Someone who meets two or three of these criteria could be diagnosed with a mild substance use disorder. Meeting four or five of these criteria may be a moderate substance use disorder and six or more criteria could be classified as a severe substance use disorder.[3]

The diagnosing process

To make a diagnosis of substance use disorder, the doctor will complete a full assessment of the individual, utilizing diagnostic criteria to determine the level and severity of use and the impact of substance use.[1][2]

Medical history

The doctor will gather a full medical history of the individual and their family members. This will help determine whether the individual has any underlying conditions or genetic risk factors that may have impacted their substance use.[5]

They will assess the individual’s mental and physical health history, gathering information about their current health, historical and current drug and alcohol use, and any medical issues that may be associated with substance use.[1][2]

Drug tests

The doctor may wish to perform certain drug tests, such as a blood, urine, or saliva test. This can help determine the type of substances used and the current level of substance in the individual’s body. These tests can also provide information about the individual’s physical health.[6]


The doctor will want to gather as much information as possible about the individual's substance use, including the amount, frequency, and duration of use, and the level of impact this has on their life and functioning.

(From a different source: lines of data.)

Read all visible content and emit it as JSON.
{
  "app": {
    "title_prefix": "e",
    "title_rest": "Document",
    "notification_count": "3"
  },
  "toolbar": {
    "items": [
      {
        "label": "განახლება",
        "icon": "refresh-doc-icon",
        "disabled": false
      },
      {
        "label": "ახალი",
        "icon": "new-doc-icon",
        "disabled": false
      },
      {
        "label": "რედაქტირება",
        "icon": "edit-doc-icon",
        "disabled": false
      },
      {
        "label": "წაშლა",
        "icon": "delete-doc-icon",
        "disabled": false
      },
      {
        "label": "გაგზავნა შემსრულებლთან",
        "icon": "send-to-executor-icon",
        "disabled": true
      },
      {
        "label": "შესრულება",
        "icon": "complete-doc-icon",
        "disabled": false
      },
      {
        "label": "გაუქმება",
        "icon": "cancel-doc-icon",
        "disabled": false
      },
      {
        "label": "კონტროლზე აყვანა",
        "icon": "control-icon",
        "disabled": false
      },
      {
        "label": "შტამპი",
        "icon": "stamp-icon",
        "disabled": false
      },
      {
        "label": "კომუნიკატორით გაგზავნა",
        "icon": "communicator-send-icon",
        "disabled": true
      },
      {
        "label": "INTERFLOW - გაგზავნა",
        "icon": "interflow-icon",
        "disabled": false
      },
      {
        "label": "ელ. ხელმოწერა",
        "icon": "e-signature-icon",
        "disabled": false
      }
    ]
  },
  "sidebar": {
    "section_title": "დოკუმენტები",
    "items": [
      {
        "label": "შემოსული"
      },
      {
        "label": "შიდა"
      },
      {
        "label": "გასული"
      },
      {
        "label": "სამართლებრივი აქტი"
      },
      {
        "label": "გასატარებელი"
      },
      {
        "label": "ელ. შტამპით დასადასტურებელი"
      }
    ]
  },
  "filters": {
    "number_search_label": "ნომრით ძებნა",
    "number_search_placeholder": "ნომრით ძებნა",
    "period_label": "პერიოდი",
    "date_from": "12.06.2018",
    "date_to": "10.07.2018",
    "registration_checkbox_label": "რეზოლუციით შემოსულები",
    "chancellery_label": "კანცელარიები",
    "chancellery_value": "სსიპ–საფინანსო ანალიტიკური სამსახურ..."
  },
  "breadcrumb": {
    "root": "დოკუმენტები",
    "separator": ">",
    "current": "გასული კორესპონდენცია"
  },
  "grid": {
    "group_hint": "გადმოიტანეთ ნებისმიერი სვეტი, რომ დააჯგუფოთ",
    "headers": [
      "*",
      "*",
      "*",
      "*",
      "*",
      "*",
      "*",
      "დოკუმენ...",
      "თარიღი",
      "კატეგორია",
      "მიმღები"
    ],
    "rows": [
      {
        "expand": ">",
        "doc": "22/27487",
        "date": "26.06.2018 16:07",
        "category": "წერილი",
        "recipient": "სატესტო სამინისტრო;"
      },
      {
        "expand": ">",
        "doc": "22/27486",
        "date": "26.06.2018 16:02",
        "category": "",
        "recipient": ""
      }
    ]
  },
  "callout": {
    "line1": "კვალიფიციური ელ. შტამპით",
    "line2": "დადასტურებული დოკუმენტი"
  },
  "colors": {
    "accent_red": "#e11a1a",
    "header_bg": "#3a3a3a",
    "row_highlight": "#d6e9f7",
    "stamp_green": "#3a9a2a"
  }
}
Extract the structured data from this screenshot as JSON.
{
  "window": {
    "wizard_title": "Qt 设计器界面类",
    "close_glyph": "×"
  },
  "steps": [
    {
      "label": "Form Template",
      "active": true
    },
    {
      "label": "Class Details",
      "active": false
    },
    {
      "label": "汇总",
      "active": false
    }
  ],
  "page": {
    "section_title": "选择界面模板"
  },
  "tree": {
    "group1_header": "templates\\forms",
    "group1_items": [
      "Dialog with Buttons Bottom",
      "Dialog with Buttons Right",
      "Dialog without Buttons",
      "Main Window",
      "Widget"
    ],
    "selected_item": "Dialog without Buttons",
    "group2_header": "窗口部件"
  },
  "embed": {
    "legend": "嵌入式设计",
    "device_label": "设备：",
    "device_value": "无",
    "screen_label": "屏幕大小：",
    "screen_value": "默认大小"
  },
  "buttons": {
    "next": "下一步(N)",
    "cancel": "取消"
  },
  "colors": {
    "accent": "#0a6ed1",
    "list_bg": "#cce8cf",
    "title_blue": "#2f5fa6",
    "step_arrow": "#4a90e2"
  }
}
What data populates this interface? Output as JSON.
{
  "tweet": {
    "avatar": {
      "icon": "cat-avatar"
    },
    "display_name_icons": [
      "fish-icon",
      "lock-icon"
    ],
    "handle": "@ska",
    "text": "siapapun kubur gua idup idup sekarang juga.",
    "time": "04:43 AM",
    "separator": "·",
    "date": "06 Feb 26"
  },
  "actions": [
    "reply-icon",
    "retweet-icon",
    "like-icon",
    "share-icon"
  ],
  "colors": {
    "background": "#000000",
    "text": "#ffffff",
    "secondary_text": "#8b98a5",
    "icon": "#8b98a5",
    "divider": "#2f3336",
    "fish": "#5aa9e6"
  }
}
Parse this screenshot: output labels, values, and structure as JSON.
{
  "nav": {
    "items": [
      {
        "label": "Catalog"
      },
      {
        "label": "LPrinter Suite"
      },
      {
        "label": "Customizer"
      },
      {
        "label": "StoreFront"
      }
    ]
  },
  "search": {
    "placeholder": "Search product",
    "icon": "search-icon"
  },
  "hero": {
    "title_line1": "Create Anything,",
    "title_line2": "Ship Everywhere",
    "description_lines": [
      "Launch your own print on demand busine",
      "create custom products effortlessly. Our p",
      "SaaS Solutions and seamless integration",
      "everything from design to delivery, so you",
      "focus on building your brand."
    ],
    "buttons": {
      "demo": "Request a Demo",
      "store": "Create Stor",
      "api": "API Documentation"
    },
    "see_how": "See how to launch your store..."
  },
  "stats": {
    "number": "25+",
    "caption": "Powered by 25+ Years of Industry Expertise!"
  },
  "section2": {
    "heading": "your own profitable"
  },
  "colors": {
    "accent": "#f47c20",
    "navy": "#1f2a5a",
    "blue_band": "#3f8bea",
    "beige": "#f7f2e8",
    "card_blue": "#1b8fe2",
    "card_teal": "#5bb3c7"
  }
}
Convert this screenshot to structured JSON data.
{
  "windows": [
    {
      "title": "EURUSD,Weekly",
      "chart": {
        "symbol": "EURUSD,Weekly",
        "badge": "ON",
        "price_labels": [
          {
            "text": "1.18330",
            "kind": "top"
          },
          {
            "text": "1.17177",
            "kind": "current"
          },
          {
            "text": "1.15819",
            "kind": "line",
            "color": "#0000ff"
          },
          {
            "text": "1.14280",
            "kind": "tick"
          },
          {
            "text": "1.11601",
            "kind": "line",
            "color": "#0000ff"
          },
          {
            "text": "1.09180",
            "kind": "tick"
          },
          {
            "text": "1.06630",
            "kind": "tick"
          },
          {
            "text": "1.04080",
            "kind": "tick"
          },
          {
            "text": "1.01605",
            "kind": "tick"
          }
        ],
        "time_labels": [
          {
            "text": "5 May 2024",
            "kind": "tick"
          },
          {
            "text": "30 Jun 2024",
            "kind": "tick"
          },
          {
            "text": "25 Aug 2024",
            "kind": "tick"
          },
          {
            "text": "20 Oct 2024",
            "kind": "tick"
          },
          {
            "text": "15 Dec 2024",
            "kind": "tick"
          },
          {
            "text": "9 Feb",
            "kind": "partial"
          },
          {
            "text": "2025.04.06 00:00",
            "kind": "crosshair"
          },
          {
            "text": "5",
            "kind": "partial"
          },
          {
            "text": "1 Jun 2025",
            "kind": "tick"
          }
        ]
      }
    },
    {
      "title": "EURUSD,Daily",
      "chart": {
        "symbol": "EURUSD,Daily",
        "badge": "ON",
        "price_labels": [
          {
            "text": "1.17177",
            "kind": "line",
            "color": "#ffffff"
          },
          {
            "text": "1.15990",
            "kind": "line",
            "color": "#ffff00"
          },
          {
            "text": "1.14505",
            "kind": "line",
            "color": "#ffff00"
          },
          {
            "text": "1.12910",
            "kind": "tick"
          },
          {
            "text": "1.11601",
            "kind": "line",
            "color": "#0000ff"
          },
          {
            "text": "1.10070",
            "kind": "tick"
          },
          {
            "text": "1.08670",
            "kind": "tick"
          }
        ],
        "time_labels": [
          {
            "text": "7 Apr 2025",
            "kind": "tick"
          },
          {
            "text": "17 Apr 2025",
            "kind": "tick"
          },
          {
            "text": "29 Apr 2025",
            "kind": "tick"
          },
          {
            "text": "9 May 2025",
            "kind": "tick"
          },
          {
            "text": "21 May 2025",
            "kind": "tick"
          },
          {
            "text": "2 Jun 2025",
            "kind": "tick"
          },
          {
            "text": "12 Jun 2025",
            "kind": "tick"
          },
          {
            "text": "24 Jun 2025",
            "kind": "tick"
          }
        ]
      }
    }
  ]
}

This will help determine the severity of the individual’s condition and the effects of their substance use.[4]

These questions may be in the form of a structured interview, such as:[1]

  • Addiction Severity Index (ASI)

  • Composite International Diagnostic Interview (CIDI)

  • Psychiatric Research Interview for Substance Use and Mental Disorders (PRISM)

  • Semi-Structured Assessment for Drug Dependence and Alcoholism (SSADDA)

Alternatively, the doctor may choose to utilize an unstructured approach to these questions, although this will likely also involve assessing the individual compared to the DSM-5 diagnostic criteria.[1]

What happens once you have been diagnosed?

Once a person has been given a diagnosis of substance use disorder, they will likely be referred to an addiction specialist or specialist services for appropriate treatment. They will be given the necessary information to understand the available treatments and which would be suitable or beneficial to them.[5]

Various treatment options are available and determining the best option will depend on the symptoms and severity of an individual’s disorder. Someone with a severe substance use disorder may require inpatient services, where they can be supported with medically assisted detox and close monitoring throughout their treatment.[7]

Someone who can manage their withdrawal process without continuous professional support may benefit from outpatient services. This will involve many of the same interventions that are available with inpatient services while continuing to live at home.[8]

Treatments for substance use disorders can include:[7][8]

Final thoughts

  • The first step to receiving treatment for a substance use disorder is to recognize problematic and harmful behaviors and ask for help.

  • The diagnostic process will be informed by diagnostic criteria listed in the DSM-5.

  • The assessing doctor will take a full medical history and may perform tests to inform their diagnosis.

  • Once a diagnosis of substance use disorder has been made, the individual may be referred to a specialist service for treatment.

  • Treatments and interventions for substance use disorder can include medications, psychotherapy, and psychosocial interventions, and can be provided through inpatient or outpatient services.